There aren’t many dramas on television that are as breezy and fun as Sneaky Pete, much less those that, despite a seemingly lighthearted nature, still manage to develop weighty narrative threads to make the season’s story compelling for 10 episodes. Part con man drama and part dysfunctional family ensemble, the series has been an under-appreciated feather in Amazon’s streaming cap since 2015, with Giovanni Ribisi heading up a stellar cast that includes Marin Ireland, Margo Martindale, Libe Barer, Shane McRae, Peter Gerety, and the occasional appearance by The Americans’ Alison Wright. But while Sneaky Pete boasts terrific performances it also brings the kind of sorely missed Elmore Leonard-inspired, wryly funny, fast-talking sensibility that Justified provided for six seasons on FX, thanks in large part to Graham Yost.

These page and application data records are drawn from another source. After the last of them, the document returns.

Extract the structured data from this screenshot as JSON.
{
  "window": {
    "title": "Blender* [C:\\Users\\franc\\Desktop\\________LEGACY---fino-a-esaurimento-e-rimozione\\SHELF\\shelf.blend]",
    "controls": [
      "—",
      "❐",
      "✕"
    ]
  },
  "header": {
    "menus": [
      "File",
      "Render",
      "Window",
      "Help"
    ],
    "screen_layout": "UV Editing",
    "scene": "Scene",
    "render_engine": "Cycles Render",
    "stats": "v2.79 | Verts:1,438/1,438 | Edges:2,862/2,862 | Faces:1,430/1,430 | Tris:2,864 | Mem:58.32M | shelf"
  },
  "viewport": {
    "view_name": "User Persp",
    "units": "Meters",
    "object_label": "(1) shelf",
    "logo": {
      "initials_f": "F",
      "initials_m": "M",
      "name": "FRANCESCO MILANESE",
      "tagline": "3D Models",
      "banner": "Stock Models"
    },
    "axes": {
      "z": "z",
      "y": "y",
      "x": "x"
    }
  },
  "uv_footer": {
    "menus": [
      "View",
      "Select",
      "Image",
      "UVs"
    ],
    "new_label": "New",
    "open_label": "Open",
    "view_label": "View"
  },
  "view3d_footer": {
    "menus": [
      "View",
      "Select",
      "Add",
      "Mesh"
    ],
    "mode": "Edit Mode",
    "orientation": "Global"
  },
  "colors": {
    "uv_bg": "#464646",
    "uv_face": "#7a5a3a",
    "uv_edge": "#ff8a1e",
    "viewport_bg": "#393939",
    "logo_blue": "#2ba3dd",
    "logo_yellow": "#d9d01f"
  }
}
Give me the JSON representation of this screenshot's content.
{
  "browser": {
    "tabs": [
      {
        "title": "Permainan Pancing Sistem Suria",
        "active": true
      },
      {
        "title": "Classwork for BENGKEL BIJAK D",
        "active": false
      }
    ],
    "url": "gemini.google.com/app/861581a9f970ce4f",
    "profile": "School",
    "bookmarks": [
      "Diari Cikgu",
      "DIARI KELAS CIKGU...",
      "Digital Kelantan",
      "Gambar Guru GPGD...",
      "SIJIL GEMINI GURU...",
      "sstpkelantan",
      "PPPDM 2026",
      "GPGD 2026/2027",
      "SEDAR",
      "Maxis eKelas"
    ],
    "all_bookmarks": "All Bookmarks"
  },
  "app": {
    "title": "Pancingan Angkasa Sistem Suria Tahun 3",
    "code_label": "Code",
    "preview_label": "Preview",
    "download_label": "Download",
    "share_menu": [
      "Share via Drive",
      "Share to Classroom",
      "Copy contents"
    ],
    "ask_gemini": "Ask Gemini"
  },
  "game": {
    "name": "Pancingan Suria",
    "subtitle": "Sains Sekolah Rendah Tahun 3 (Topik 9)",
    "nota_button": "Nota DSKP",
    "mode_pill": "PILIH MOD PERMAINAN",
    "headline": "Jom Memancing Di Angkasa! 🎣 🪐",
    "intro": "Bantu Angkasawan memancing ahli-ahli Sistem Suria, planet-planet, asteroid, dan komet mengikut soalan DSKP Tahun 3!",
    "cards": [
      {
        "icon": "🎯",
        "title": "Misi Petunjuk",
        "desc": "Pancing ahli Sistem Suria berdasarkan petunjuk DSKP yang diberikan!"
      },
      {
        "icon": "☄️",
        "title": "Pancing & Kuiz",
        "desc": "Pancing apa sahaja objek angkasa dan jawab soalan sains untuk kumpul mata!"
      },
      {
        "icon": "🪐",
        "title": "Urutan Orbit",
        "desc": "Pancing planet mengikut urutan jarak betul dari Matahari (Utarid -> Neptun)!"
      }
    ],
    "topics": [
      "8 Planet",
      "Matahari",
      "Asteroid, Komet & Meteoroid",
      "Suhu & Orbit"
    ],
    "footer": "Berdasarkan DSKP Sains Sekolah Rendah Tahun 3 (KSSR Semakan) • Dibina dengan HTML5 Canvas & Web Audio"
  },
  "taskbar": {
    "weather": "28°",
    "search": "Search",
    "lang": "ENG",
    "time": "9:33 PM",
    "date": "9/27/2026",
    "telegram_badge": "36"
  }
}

As the series begins season 3, moving its production to California after filming in New York State for two seasons, a few things become readily apparent. For one, green-screened backgrounds of the Big Apple’s skyline or busy streets are distracting. And two, the series has compressed two plus seasons of television into a relatively small amount of narrative time. The result is that, at the start of the show’s third season, Marius’ long con isn’t so long (and is therefore more readily believable), while at the same time, the world around him — at least when Marius is running around NYC during the early episodes — occasionally strains credulity.
To be honest, the green screening isn’t that much of an issue; it’s more of a fleeting disturbance that’s both unintentionally meta (this is, after all, a show about a confidence man selling fiction after fiction), and probably more obvious than the producers would like it to be. But it does little to derail the story in season 3, which picks up immediately after the season 2 finale. That puts Marius’s time as Pete on a clock, as Julia (Ireland) confronts the grifter about his assumed identity and his efforts to continue duping the rest of her family. Marius’s identity is kept secret thanks to Julia’s arrest for various acts she committed in the previous season, and which threaten her grandparents’ bail bonds business.
Sneaky Pete is one of the rare dramas that can actually summon up dramatic stakes from a character holding onto a secret. Part of its success has to do with the aforementioned timeframe of the actual narrative. As the characters mention time and time again, the first two seasons amount to roughly two week’s time in the story, so while the show itself manages to build tension surrounding Pete’s true identity, the secret Marius is using to his advantage is really marinating for the audience's benefit. The characters, on the other hand, only appear to be slower on the uptake.
That’s all set to be blown wide open in the season premiere, giving Marius and the rest of the Bowman/Bernhardt clan some necessary time apart. That time is well spent in the first two episodes, split between Pete returning to New York to engage in some high-level grifting with a former partner/love interest Lizzie (Efrat Dor), as Carly (Libe Barer) presses her grandmother and siblings on details about her deceased parents. It turns out, deceit was fairly rampant in the family long before a stranger pretending to be cousin Pete showed up at their door.
Sneaky Pete is such an effortlessly entertaining series that it could easily have conjured up another multi-layered scheme for Marius and his criminal cohort to pull off in season 3. And while there’s little doubt that such a scenario will unfold after the two episodes that were provided to critics ahead of time, the distance the series puts between its characters gives them all a chance to catch their breath, to explore some of Marius’s background, and to let the Bowmans and Bernhardts work through some of the painful truths that have remained hidden as a means of protecting the family. The cast is particularly well suited for that level of character work, and watching Martindale and Ireland spar over the family dinner table is all the proof anyone might need on the matter.
Elsewhere, Ribisi and Dor have an easy chemistry as they charmingly pull off various hustles together. The fluid nature of their work is delicate shorthand for the past they’ve shared. More details are sure to come out, but Sneaky Pete can take its time. Early scenes between Marius and Lizzie point to trouble on the horizon, but not entirely because she’s bad news. Instead, it’s clear that Marius is feeling the pull of the home he nearly had in Connecticut with Julia, Audrey, Carly, and everyone else. Ribisi sells Marius’s necessary reluctance and his desire effectively, a performance that traces a familiar character arc without overselling the career criminal’s apparent change of heart.
In its third season, Sneaky Pete continues to be a reliably entertaining series. More importantly, it’s eager to demonstrate the ways it can shake up its central conceit without destroying everything that makes it work in the first place.
Sneaky Pete season 3 premieres Friday, May 10 on Amazon Prime Video.